*WHAT TO PRODUCE*
Every record needs to be restated word for word.
===== MATERIAL SUPPLIED
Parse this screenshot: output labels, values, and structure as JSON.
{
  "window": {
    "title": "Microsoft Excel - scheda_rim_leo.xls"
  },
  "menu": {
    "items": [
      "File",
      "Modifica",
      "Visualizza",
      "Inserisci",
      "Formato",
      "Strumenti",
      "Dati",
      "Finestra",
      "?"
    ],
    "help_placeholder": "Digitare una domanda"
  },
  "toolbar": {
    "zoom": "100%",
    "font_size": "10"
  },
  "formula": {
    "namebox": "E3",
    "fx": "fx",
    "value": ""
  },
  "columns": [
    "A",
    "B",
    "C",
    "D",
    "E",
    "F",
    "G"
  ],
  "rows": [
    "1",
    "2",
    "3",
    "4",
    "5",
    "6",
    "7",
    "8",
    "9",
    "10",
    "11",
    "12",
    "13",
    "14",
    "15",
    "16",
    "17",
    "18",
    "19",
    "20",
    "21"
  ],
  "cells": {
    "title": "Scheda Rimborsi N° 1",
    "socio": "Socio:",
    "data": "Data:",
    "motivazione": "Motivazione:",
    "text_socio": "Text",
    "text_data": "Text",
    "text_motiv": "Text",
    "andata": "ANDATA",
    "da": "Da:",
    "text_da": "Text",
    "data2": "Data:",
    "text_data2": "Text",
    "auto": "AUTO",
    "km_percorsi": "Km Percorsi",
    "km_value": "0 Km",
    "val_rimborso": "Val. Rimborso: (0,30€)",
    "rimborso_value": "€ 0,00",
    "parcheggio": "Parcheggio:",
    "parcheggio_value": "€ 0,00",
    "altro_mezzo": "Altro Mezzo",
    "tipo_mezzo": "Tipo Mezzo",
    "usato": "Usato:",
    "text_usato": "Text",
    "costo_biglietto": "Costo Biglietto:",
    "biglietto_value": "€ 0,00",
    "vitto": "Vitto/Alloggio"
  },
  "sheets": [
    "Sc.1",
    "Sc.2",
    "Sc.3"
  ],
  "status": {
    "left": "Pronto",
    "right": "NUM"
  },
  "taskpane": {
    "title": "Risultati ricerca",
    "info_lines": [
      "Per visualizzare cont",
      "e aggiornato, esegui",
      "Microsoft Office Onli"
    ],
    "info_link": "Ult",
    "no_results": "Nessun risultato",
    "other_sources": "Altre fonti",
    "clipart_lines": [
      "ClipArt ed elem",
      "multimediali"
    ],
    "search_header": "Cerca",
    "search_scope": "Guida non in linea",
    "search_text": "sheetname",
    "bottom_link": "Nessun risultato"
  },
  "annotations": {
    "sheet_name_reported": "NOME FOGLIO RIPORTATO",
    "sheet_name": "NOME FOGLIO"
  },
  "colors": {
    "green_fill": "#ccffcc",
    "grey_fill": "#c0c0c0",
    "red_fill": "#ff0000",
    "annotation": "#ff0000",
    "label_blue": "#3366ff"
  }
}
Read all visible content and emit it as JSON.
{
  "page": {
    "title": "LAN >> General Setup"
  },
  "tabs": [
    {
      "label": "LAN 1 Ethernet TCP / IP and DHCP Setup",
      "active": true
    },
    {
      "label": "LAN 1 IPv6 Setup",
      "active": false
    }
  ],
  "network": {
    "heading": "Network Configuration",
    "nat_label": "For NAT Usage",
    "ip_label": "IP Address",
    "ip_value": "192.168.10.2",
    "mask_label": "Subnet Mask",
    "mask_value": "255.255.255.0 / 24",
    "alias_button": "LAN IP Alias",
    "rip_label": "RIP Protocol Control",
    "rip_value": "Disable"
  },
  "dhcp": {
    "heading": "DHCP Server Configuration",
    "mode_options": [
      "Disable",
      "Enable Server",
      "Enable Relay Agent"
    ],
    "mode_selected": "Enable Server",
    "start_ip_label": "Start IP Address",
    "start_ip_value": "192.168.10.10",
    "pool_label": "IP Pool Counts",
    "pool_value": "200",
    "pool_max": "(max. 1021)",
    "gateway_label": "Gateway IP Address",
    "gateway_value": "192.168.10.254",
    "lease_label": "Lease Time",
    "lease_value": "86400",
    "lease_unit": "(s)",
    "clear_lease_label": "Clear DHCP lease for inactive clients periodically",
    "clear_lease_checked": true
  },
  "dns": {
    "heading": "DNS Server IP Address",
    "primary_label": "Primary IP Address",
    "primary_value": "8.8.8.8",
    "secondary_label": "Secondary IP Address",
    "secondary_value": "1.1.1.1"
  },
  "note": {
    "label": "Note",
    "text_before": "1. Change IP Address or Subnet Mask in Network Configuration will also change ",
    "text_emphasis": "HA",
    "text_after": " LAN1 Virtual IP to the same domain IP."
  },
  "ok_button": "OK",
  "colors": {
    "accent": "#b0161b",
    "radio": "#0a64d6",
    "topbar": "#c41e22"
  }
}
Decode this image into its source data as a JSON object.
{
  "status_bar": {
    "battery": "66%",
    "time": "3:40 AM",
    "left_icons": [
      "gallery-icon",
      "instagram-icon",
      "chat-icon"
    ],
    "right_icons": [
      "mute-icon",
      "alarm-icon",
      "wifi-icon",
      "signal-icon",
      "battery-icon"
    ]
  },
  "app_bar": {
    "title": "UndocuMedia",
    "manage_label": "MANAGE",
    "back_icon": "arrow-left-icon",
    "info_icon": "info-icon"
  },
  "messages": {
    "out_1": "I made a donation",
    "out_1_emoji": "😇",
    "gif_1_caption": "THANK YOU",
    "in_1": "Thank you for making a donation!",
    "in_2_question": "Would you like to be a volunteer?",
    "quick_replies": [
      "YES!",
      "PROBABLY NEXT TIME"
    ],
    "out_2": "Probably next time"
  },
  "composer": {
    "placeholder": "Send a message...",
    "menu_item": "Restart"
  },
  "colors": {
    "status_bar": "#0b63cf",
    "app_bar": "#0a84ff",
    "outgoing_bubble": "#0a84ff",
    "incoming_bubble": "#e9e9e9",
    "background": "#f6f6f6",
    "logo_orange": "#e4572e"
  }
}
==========
*WRITTEN ANSWER*
Parse this screenshot: output labels, values, and structure as JSON.
{
  "window": {
    "title": "Microsoft Excel - scheda_rim_leo.xls"
  },
  "menu": {
    "items": [
      "File",
      "Modifica",
      "Visualizza",
      "Inserisci",
      "Formato",
      "Strumenti",
      "Dati",
      "Finestra",
      "?"
    ],
    "help_placeholder": "Digitare una domanda"
  },
  "toolbar": {
    "zoom": "100%",
    "font_size": "10"
  },
  "formula": {
    "namebox": "E3",
    "fx": "fx",
    "value": ""
  },
  "columns": [
    "A",
    "B",
    "C",
    "D",
    "E",
    "F",
    "G"
  ],
  "rows": [
    "1",
    "2",
    "3",
    "4",
    "5",
    "6",
    "7",
    "8",
    "9",
    "10",
    "11",
    "12",
    "13",
    "14",
    "15",
    "16",
    "17",
    "18",
    "19",
    "20",
    "21"
  ],
  "cells": {
    "title": "Scheda Rimborsi N° 1",
    "socio": "Socio:",
    "data": "Data:",
    "motivazione": "Motivazione:",
    "text_socio": "Text",
    "text_data": "Text",
    "text_motiv": "Text",
    "andata": "ANDATA",
    "da": "Da:",
    "text_da": "Text",
    "data2": "Data:",
    "text_data2": "Text",
    "auto": "AUTO",
    "km_percorsi": "Km Percorsi",
    "km_value": "0 Km",
    "val_rimborso": "Val. Rimborso: (0,30€)",
    "rimborso_value": "€ 0,00",
    "parcheggio": "Parcheggio:",
    "parcheggio_value": "€ 0,00",
    "altro_mezzo": "Altro Mezzo",
    "tipo_mezzo": "Tipo Mezzo",
    "usato": "Usato:",
    "text_usato": "Text",
    "costo_biglietto": "Costo Biglietto:",
    "biglietto_value": "€ 0,00",
    "vitto": "Vitto/Alloggio"
  },
  "sheets": [
    "Sc.1",
    "Sc.2",
    "Sc.3"
  ],
  "status": {
    "left": "Pronto",
    "right": "NUM"
  },
  "taskpane": {
    "title": "Risultati ricerca",
    "info_lines": [
      "Per visualizzare cont",
      "e aggiornato, esegui",
      "Microsoft Office Onli"
    ],
    "info_link": "Ult",
    "no_results": "Nessun risultato",
    "other_sources": "Altre fonti",
    "clipart_lines": [
      "ClipArt ed elem",
      "multimediali"
    ],
    "search_header": "Cerca",
    "search_scope": "Guida non in linea",
    "search_text": "sheetname",
    "bottom_link": "Nessun risultato"
  },
  "annotations": {
    "sheet_name_reported": "NOME FOGLIO RIPORTATO",
    "sheet_name": "NOME FOGLIO"
  },
  "colors": {
    "green_fill": "#ccffcc",
    "grey_fill": "#c0c0c0",
    "red_fill": "#ff0000",
    "annotation": "#ff0000",
    "label_blue": "#3366ff"
  }
}
Read all visible content and emit it as JSON.
{
  "page": {
    "title": "LAN >> General Setup"
  },
  "tabs": [
    {
      "label": "LAN 1 Ethernet TCP / IP and DHCP Setup",
      "active": true
    },
    {
      "label": "LAN 1 IPv6 Setup",
      "active": false
    }
  ],
  "network": {
    "heading": "Network Configuration",
    "nat_label": "For NAT Usage",
    "ip_label": "IP Address",
    "ip_value": "192.168.10.2",
    "mask_label": "Subnet Mask",
    "mask_value": "255.255.255.0 / 24",
    "alias_button": "LAN IP Alias",
    "rip_label": "RIP Protocol Control",
    "rip_value": "Disable"
  },
  "dhcp": {
    "heading": "DHCP Server Configuration",
    "mode_options": [
      "Disable",
      "Enable Server",
      "Enable Relay Agent"
    ],
    "mode_selected": "Enable Server",
    "start_ip_label": "Start IP Address",
    "start_ip_value": "192.168.10.10",
    "pool_label": "IP Pool Counts",
    "pool_value": "200",
    "pool_max": "(max. 1021)",
    "gateway_label": "Gateway IP Address",
    "gateway_value": "192.168.10.254",
    "lease_label": "Lease Time",
    "lease_value": "86400",
    "lease_unit": "(s)",
    "clear_lease_label": "Clear DHCP lease for inactive clients periodically",
    "clear_lease_checked": true
  },
  "dns": {
    "heading": "DNS Server IP Address",
    "primary_label": "Primary IP Address",
    "primary_value": "8.8.8.8",
    "secondary_label": "Secondary IP Address",
    "secondary_value": "1.1.1.1"
  },
  "note": {
    "label": "Note",
    "text_before": "1. Change IP Address or Subnet Mask in Network Configuration will also change ",
    "text_emphasis": "HA",
    "text_after": " LAN1 Virtual IP to the same domain IP."
  },
  "ok_button": "OK",
  "colors": {
    "accent": "#b0161b",
    "radio": "#0a64d6",
    "topbar": "#c41e22"
  }
}
Decode this image into its source data as a JSON object.
{
  "status_bar": {
    "battery": "66%",
    "time": "3:40 AM",
    "left_icons": [
      "gallery-icon",
      "instagram-icon",
      "chat-icon"
    ],
    "right_icons": [
      "mute-icon",
      "alarm-icon",
      "wifi-icon",
      "signal-icon",
      "battery-icon"
    ]
  },
  "app_bar": {
    "title": "UndocuMedia",
    "manage_label": "MANAGE",
    "back_icon": "arrow-left-icon",
    "info_icon": "info-icon"
  },
  "messages": {
    "out_1": "I made a donation",
    "out_1_emoji": "😇",
    "gif_1_caption": "THANK YOU",
    "in_1": "Thank you for making a donation!",
    "in_2_question": "Would you like to be a volunteer?",
    "quick_replies": [
      "YES!",
      "PROBABLY NEXT TIME"
    ],
    "out_2": "Probably next time"
  },
  "composer": {
    "placeholder": "Send a message...",
    "menu_item": "Restart"
  },
  "colors": {
    "status_bar": "#0b63cf",
    "app_bar": "#0a84ff",
    "outgoing_bubble": "#0a84ff",
    "incoming_bubble": "#e9e9e9",
    "background": "#f6f6f6",
    "logo_orange": "#e4572e"
  }
}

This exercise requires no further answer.